Waves

# Waves

## Background

The wave effect is one of the most interesting (if not the most interesting) effects. What seems on the surface like just another simple coding routine is actually very complicated compared to any other effect explained on this site. To understand the wave algorithm, it is necessary to review some basic principles of optics.
 Figure 1.1 Figure 1.2

All clear substances have a physical property known as an index of refraction. The law of refraction states that:

n1*sin(theta1) = n2*sin(theta2)

In which n1 and n2 are the indices of refraction of the two materials. Air, for example, has an index of refraction of about 1, as does a vacuum. The bending of light will be greatest, therefore, in substances with higher indices of refraction. For comparison, the value for water is 1.33 and the value for diamond is 2.42. The image in figure 1.1 is a picture of my face.

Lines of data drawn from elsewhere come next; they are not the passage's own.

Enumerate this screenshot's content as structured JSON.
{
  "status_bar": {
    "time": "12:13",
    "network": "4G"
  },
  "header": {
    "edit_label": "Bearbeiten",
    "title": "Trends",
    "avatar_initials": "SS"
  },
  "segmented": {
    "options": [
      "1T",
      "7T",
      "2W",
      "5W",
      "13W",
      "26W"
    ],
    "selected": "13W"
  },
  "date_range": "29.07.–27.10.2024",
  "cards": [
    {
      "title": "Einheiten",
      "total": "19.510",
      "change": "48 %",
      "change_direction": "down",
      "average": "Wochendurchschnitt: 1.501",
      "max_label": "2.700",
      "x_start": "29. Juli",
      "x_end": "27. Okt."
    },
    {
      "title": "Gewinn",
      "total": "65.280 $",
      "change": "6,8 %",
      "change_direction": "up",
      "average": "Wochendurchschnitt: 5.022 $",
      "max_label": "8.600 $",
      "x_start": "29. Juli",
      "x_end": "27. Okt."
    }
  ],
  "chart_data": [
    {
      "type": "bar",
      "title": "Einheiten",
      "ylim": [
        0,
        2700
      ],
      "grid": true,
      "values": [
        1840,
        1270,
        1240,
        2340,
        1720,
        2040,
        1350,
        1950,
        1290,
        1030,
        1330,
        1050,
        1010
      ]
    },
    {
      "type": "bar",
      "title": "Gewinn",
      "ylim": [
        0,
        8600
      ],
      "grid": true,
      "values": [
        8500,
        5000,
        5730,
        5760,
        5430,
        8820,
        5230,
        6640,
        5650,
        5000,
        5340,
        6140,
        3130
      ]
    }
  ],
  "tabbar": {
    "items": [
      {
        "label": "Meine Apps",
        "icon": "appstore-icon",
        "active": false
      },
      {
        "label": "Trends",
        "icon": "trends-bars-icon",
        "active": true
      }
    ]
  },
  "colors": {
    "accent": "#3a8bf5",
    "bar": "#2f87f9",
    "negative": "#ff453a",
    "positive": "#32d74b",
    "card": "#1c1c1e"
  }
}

The image in figure 1.2 is the same image as viewed through two water waves created with our applet.

## How does refraction apply to waves?

Since the user is viewing the wave pattern from above, he or she is viewing light rays that have traveled from some spot on the image below the waves. Refraction will cause the light to bend by different amounts depending on the slope of the wave beneath each pixel.

This means that for each pixel, the slope of the wave must first be determined. The easiest, most reliable way to do this is to take the absolute value of the tangent of the arcsine of the wave's height at the pixel divided by the wave's amplitude. You may have to think about that for a while to see how it works. I certainly did :)

## Let's do some math!

Now, we're done with the easy part. Once the slope has been calculated, it is now necessary to determine the horizontal and vertical difference between the current pixel and the pixel that is the light source. To accomplish this, I derived an equation for the difference if the wave was straight (not at an angle) and then took the rotation into account. The equation is:

xdiff = pixelHeight / ( tan(-arctan(-1/(slope)) + arcsin(sin(theta1)/indexOfRefraction) ) )

Don't worry too much about that equation, because it is very complicated and the derivation is not obvious, in addition to being somewhat lengthy. Once this has been calculated, you simply take the color value of the pixel plus the vertical and horizontal differences and replace the original pixel with it.

## Let's try it!

If you've got a Java-enabled browser, then you're in luck. We have designed an applet which lets you play with not one but two (yes two) waves of various amplitudes, wavelengths, and directions. You can also change the medium that the wave is passing through and use intensity instead of or in addition to the refraction: